With your list of 10 topics in hand, you’re ready to start narrowing down your options. To create a profitable business, you first need to find problems your target customers are experiencing, then determine whether you can actually solve them. Here are several things you can do to identify problems in specific niches:
Have one-on-one conversations or idea-extraction sessions with your target market. Make sure to find or create a framework for asking questions that helps you uncover pain points.
Peruse forums. Search Quora, or find forums related to your niche, then take a look at the discussions that are taking place. What questions are people asking? What problems do they have?
Research keywords. Explore different keyword combinations on Google Trends and Google AdWords’ keyword planner. This can help you uncover popular search terms related to pain points.
The presence of competition isn’t necessarily a bad thing. It may actually be showing you that you’ve found a profitable niche. But you do need to do a thorough analysis of competing sites. Create a new spreadsheet and start logging all of the competing sites you can find.
Then figure out whether there’s still an opportunity to stand out in the crowd. Can you still rank for your keywords? Is there a way to differentiate yourself and create a unique offer? Here are several signs that you can enter a niche and be successful, even if there are already other sites serving it:
Low-quality content. It’s easy to outrank your competition in a niche where other business owners are not creating high-quality, detailed content that serves the audience.
Lack of transparency. Many online entrepreneurs have disrupted entire industries by creating an authentic and transparent presence in a niche where other sites are faceless and overly corporate.
Lack of paid competition. If you’ve found a keyword that has relatively high search volume, but little competition and paid advertising, an opportunity definitely exists for you to upset the market.
4. Determine the profitability of your niche.
You should now have a pretty good idea of what niche you’re going to get into. Maybe you haven’t narrowed your list down to a single topic area, but you’ve likely found a few ideas you feel pretty good about. At this point, it’s important to get an idea of how much money you have the potential to make in your niche. ClickBank is a great place to go to start your search.
So, browse top products in your category. If you can’t find any offers, that’s not a good sign. It might mean that nobody has been able to monetize the niche.
If your search does turn up a decent number of products — but not an overabundance of products — you’re in luck. Make note of price points so that you can price your own products in a competitive manner.

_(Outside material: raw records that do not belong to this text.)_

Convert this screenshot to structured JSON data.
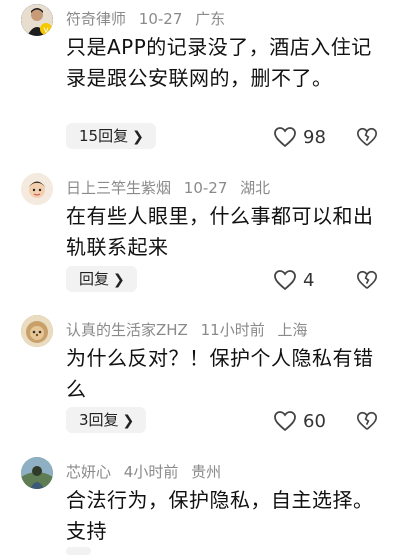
{
  "comments": [
    {
      "username": "符奇律师",
      "date": "10-27",
      "location": "广东",
      "text": "只是APP的记录没了，酒店入住记录是跟公安联网的，删不了。",
      "reply_label": "15回复",
      "likes": "98",
      "avatar_color": "#2b2b2b"
    },
    {
      "username": "日上三竿生紫烟",
      "date": "10-27",
      "location": "湖北",
      "text": "在有些人眼里，什么事都可以和出轨联系起来",
      "reply_label": "回复",
      "likes": "4",
      "avatar_color": "#f3e4d2"
    },
    {
      "username": "认真的生活家ZHZ",
      "date": "11小时前",
      "location": "上海",
      "text": "为什么反对？！保护个人隐私有错么",
      "reply_label": "3回复",
      "likes": "60",
      "avatar_color": "#c9a66b"
    },
    {
      "username": "芯妍心",
      "date": "4小时前",
      "location": "贵州",
      "text": "合法行为，保护隐私，自主选择。支持",
      "reply_label": "",
      "likes": "",
      "avatar_color": "#7a9a7f"
    }
  ],
  "icons": {
    "reply_chevron": "chevron-right-icon",
    "like": "heart-icon",
    "dislike": "broken-heart-icon"
  }
}
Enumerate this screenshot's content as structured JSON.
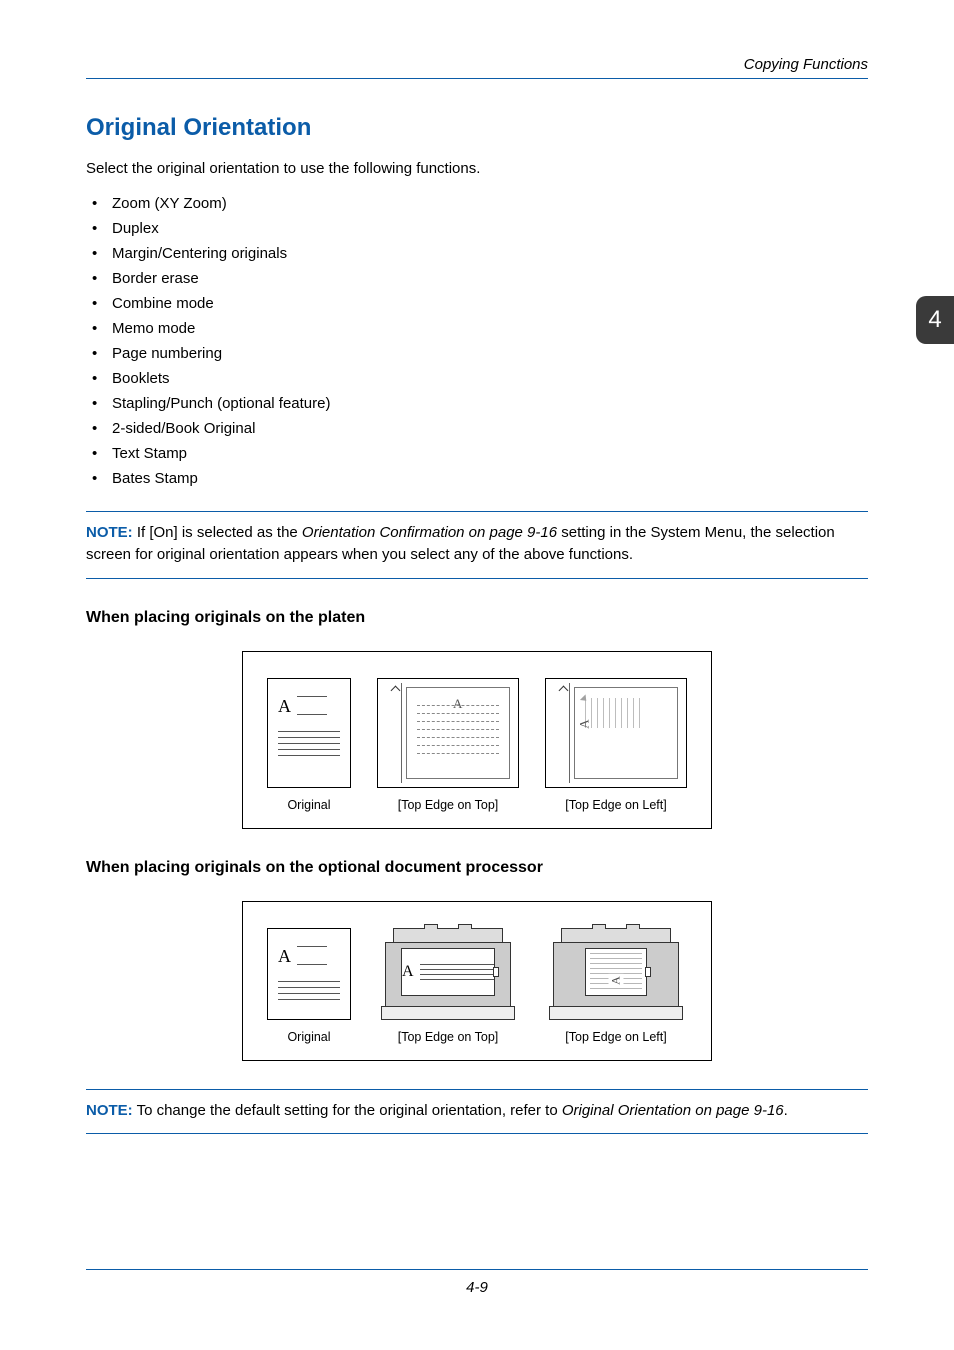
{
  "running_head": "Copying Functions",
  "side_tab": "4",
  "title": "Original Orientation",
  "intro": "Select the original orientation to use the following functions.",
  "bullets": [
    "Zoom (XY Zoom)",
    "Duplex",
    "Margin/Centering originals",
    "Border erase",
    "Combine mode",
    "Memo mode",
    "Page numbering",
    "Booklets",
    "Stapling/Punch (optional feature)",
    "2-sided/Book Original",
    "Text Stamp",
    "Bates Stamp"
  ],
  "note1": {
    "label": "NOTE:",
    "before": " If [On] is selected as the ",
    "italic": "Orientation Confirmation on page 9-16",
    "after": " setting in the System Menu, the selection screen for original orientation appears when you select any of the above functions."
  },
  "subhead1": "When placing originals on the platen",
  "fig1": {
    "c1": "Original",
    "c2": "[Top Edge on Top]",
    "c3": "[Top Edge on Left]"
  },
  "subhead2": "When placing originals on the optional document processor",
  "fig2": {
    "c1": "Original",
    "c2": "[Top Edge on Top]",
    "c3": "[Top Edge on Left]"
  },
  "note2": {
    "label": "NOTE:",
    "before": " To change the default setting for the original orientation, refer to ",
    "italic": "Original Orientation on page 9-16",
    "after": "."
  },
  "glyph_A": "A",
  "page_number": "4-9"
}
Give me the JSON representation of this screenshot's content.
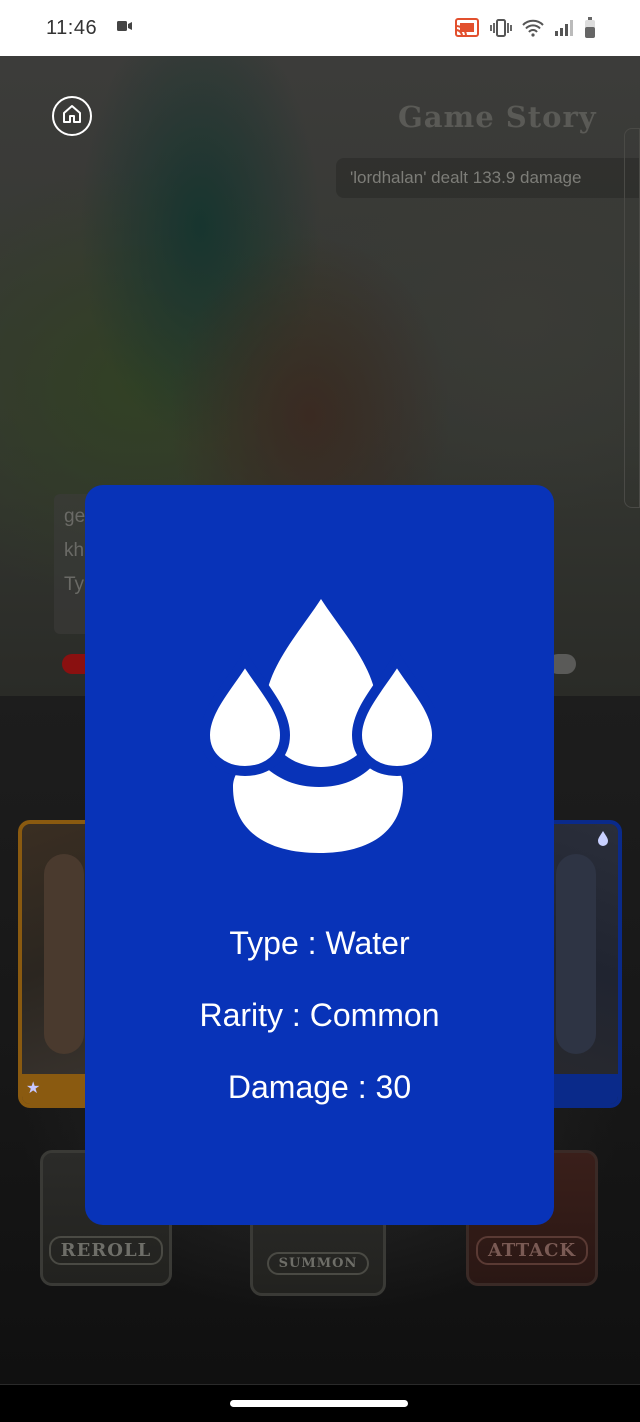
{
  "status_bar": {
    "time": "11:46",
    "icons": [
      "video-record-icon",
      "cast-icon",
      "vibrate-icon",
      "wifi-icon",
      "signal-icon",
      "battery-icon"
    ]
  },
  "game": {
    "story_title": "Game Story",
    "story_lines": [
      "'lordhalan' dealt 133.9 damage"
    ],
    "side_text": [
      "ge",
      "kh",
      "Ty"
    ],
    "buttons": {
      "reroll": "REROLL",
      "summon": "SUMMON",
      "attack": "ATTACK"
    }
  },
  "card_modal": {
    "element_icon": "water-drops-icon",
    "type_line": "Type : Water",
    "rarity_line": "Rarity : Common",
    "damage_line": "Damage : 30",
    "colors": {
      "background": "#0833b8",
      "text": "#ffffff"
    }
  }
}
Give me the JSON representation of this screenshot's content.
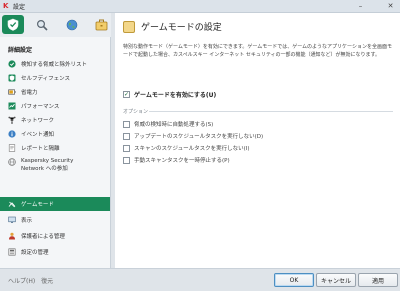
{
  "window": {
    "title": "設定",
    "logo": "K",
    "minimize": "–",
    "close": "✕"
  },
  "toolbar": {
    "buttons": [
      {
        "icon": "shield-check-icon",
        "active": true
      },
      {
        "icon": "magnifier-icon",
        "active": false
      },
      {
        "icon": "globe-icon",
        "active": false
      },
      {
        "icon": "briefcase-icon",
        "active": false
      }
    ]
  },
  "sidebar": {
    "heading": "詳細設定",
    "items": [
      {
        "label": "検知する脅威と除外リスト",
        "icon": "green-circle-icon"
      },
      {
        "label": "セルフディフェンス",
        "icon": "self-defense-icon"
      },
      {
        "label": "省電力",
        "icon": "battery-icon"
      },
      {
        "label": "パフォーマンス",
        "icon": "performance-icon"
      },
      {
        "label": "ネットワーク",
        "icon": "network-icon"
      },
      {
        "label": "イベント通知",
        "icon": "info-icon"
      },
      {
        "label": "レポートと隔離",
        "icon": "report-icon"
      },
      {
        "label_line1": "Kaspersky Security",
        "label_line2": "Network への参加",
        "icon": "ksn-icon"
      },
      {
        "label": "ゲームモード",
        "icon": "gamepad-icon",
        "selected": true
      },
      {
        "label": "表示",
        "icon": "display-icon"
      },
      {
        "label": "保護者による管理",
        "icon": "parental-icon"
      },
      {
        "label": "設定の管理",
        "icon": "settings-manage-icon"
      }
    ]
  },
  "content": {
    "title": "ゲームモードの設定",
    "description": "特別な動作モード（ゲームモード）を有効にできます。ゲームモードでは、ゲームのようなアプリケーションを全画面モードで起動した場合、カスペルスキー インターネット セキュリティの一部の機能（通知など）が無効になります。",
    "enable_checkbox": {
      "label": "ゲームモードを有効にする(U)",
      "checked": true
    },
    "options_label": "オプション",
    "options": [
      {
        "label": "脅威の検知時に自動処理する(S)",
        "checked": false
      },
      {
        "label": "アップデートのスケジュールタスクを実行しない(D)",
        "checked": false
      },
      {
        "label": "スキャンのスケジュールタスクを実行しない(I)",
        "checked": false
      },
      {
        "label": "手動スキャンタスクを一時停止する(P)",
        "checked": false
      }
    ]
  },
  "footer": {
    "help": "ヘルプ(H)",
    "restore": "復元",
    "ok": "OK",
    "cancel": "キャンセル",
    "apply": "適用"
  },
  "colors": {
    "accent_green": "#1b8a5a",
    "brand_red": "#d9272e"
  }
}
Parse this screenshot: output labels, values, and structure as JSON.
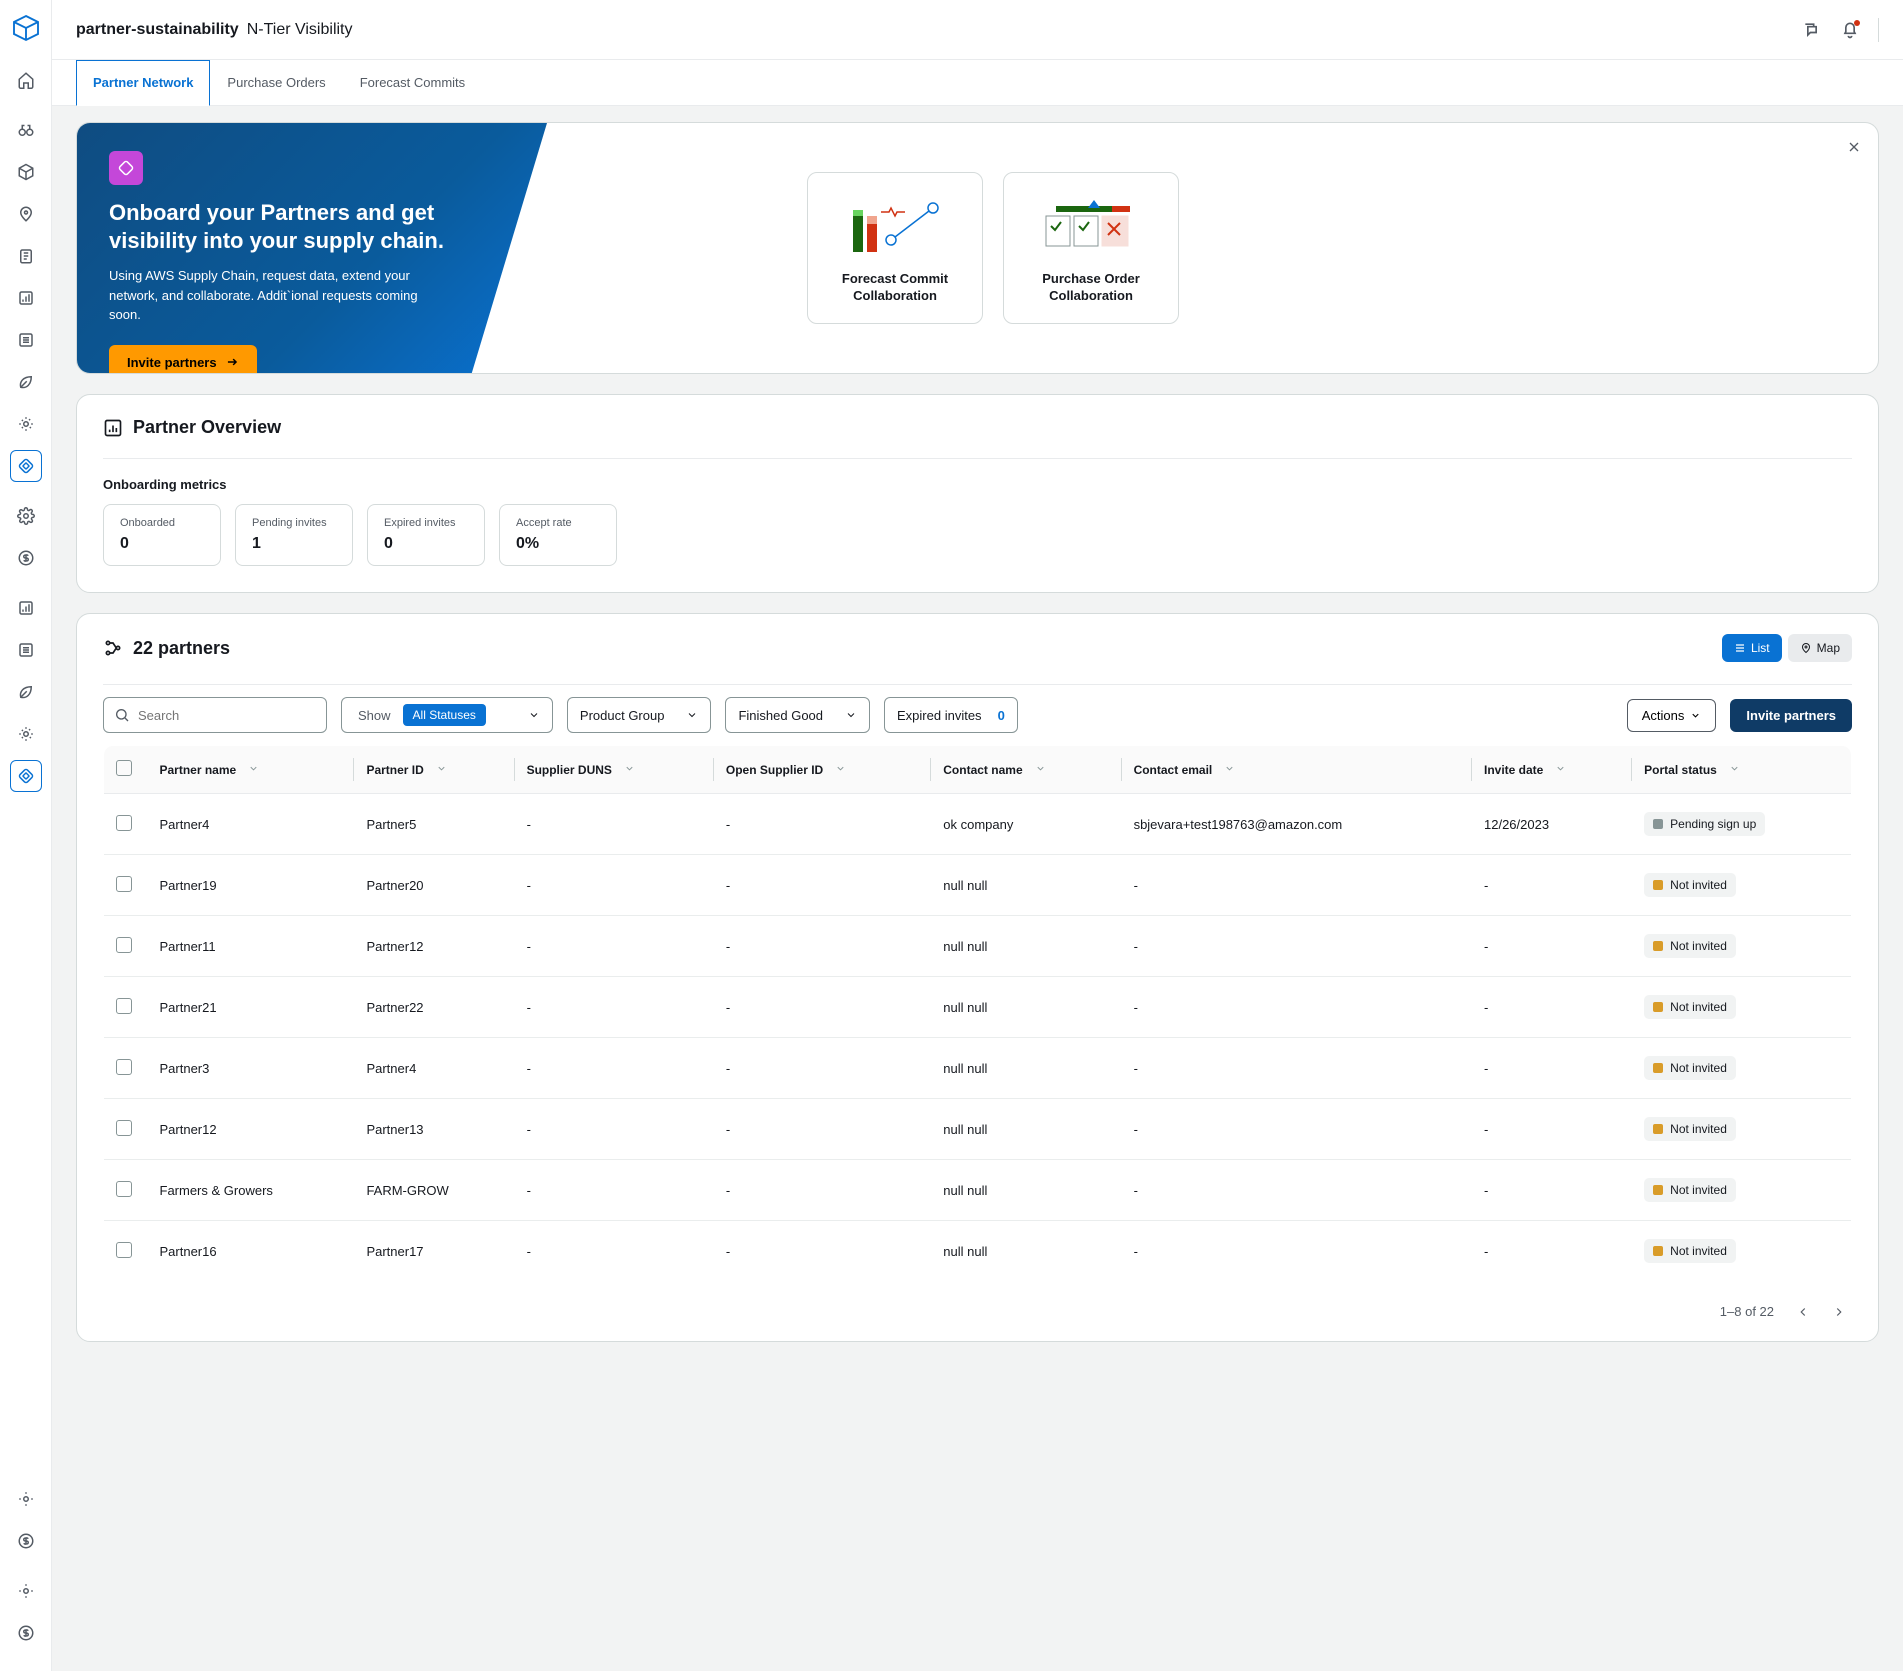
{
  "breadcrumb": {
    "org": "partner-sustainability",
    "page": "N-Tier Visibility"
  },
  "tabs": [
    {
      "label": "Partner Network",
      "active": true
    },
    {
      "label": "Purchase Orders",
      "active": false
    },
    {
      "label": "Forecast Commits",
      "active": false
    }
  ],
  "hero": {
    "title": "Onboard your Partners and get visibility into your supply chain.",
    "description": "Using AWS Supply Chain, request data, extend your network, and collaborate. Addit`ional requests coming soon.",
    "cta": "Invite partners",
    "tiles": [
      {
        "label": "Forecast Commit Collaboration"
      },
      {
        "label": "Purchase Order Collaboration"
      }
    ]
  },
  "overview": {
    "title": "Partner Overview",
    "metrics_heading": "Onboarding metrics",
    "metrics": [
      {
        "label": "Onboarded",
        "value": "0"
      },
      {
        "label": "Pending invites",
        "value": "1"
      },
      {
        "label": "Expired invites",
        "value": "0"
      },
      {
        "label": "Accept rate",
        "value": "0%"
      }
    ]
  },
  "partners": {
    "title": "22 partners",
    "view": {
      "list": "List",
      "map": "Map"
    },
    "toolbar": {
      "search_placeholder": "Search",
      "show_label": "Show",
      "status_filter": "All Statuses",
      "product_group": "Product Group",
      "finished_good": "Finished Good",
      "expired_invites_label": "Expired invites",
      "expired_invites_count": "0",
      "actions": "Actions",
      "invite": "Invite partners"
    },
    "columns": [
      "Partner name",
      "Partner ID",
      "Supplier DUNS",
      "Open Supplier ID",
      "Contact name",
      "Contact email",
      "Invite date",
      "Portal status"
    ],
    "rows": [
      {
        "name": "Partner4",
        "pid": "Partner5",
        "duns": "-",
        "osid": "-",
        "contact": "ok company",
        "email": "sbjevara+test198763@amazon.com",
        "date": "12/26/2023",
        "status": "Pending sign up",
        "status_color": "grey"
      },
      {
        "name": "Partner19",
        "pid": "Partner20",
        "duns": "-",
        "osid": "-",
        "contact": "null null",
        "email": "-",
        "date": "-",
        "status": "Not invited",
        "status_color": "amber"
      },
      {
        "name": "Partner11",
        "pid": "Partner12",
        "duns": "-",
        "osid": "-",
        "contact": "null null",
        "email": "-",
        "date": "-",
        "status": "Not invited",
        "status_color": "amber"
      },
      {
        "name": "Partner21",
        "pid": "Partner22",
        "duns": "-",
        "osid": "-",
        "contact": "null null",
        "email": "-",
        "date": "-",
        "status": "Not invited",
        "status_color": "amber"
      },
      {
        "name": "Partner3",
        "pid": "Partner4",
        "duns": "-",
        "osid": "-",
        "contact": "null null",
        "email": "-",
        "date": "-",
        "status": "Not invited",
        "status_color": "amber"
      },
      {
        "name": "Partner12",
        "pid": "Partner13",
        "duns": "-",
        "osid": "-",
        "contact": "null null",
        "email": "-",
        "date": "-",
        "status": "Not invited",
        "status_color": "amber"
      },
      {
        "name": "Farmers & Growers",
        "pid": "FARM-GROW",
        "duns": "-",
        "osid": "-",
        "contact": "null null",
        "email": "-",
        "date": "-",
        "status": "Not invited",
        "status_color": "amber"
      },
      {
        "name": "Partner16",
        "pid": "Partner17",
        "duns": "-",
        "osid": "-",
        "contact": "null null",
        "email": "-",
        "date": "-",
        "status": "Not invited",
        "status_color": "amber"
      }
    ],
    "pagination": "1–8 of 22"
  }
}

Also keep in mind that you don’t have to start your business with a product offering of your own. You can partner with products creators, advertisers and site owners in your niche to begin generating commissions while you’re working on your unique solution.
5. Test your idea.
You are now armed with all of the information you need to choose a niche, and the only thing left to do is test your idea. One simple way to do this is to set up a landing page for pre-sales of a product you’re developing. You can then drive traffic to this page with paid advertising.
Even if you don’t get pre-sales, that doesn’t necessarily mean that you aren’t in a viable niche. It could be that your messaging isn’t quite right, or you haven’t found the right offer yet. By leveraging A/B split testing, you can optimize conversions and find out whether or not there is anything stopping your target market from taking action.
5 Steps You Can Use to Find Your Niche
5 Steps You Can Use to Find Your Niche
Once you’ve confirmed the viability of a niche, start developing a full-fledged website. You’ll want to learn how to create a blog, and generate more traffic to your site to boost your revenue and scale up.
But, do keep in mind that there isn’t necessarily a perfect process for finding a niche. You’ll want to do your homework, but if you get stuck in the planning phase, you’ll never actually get around to starting. As an entrepreneur, you need to become a good starter.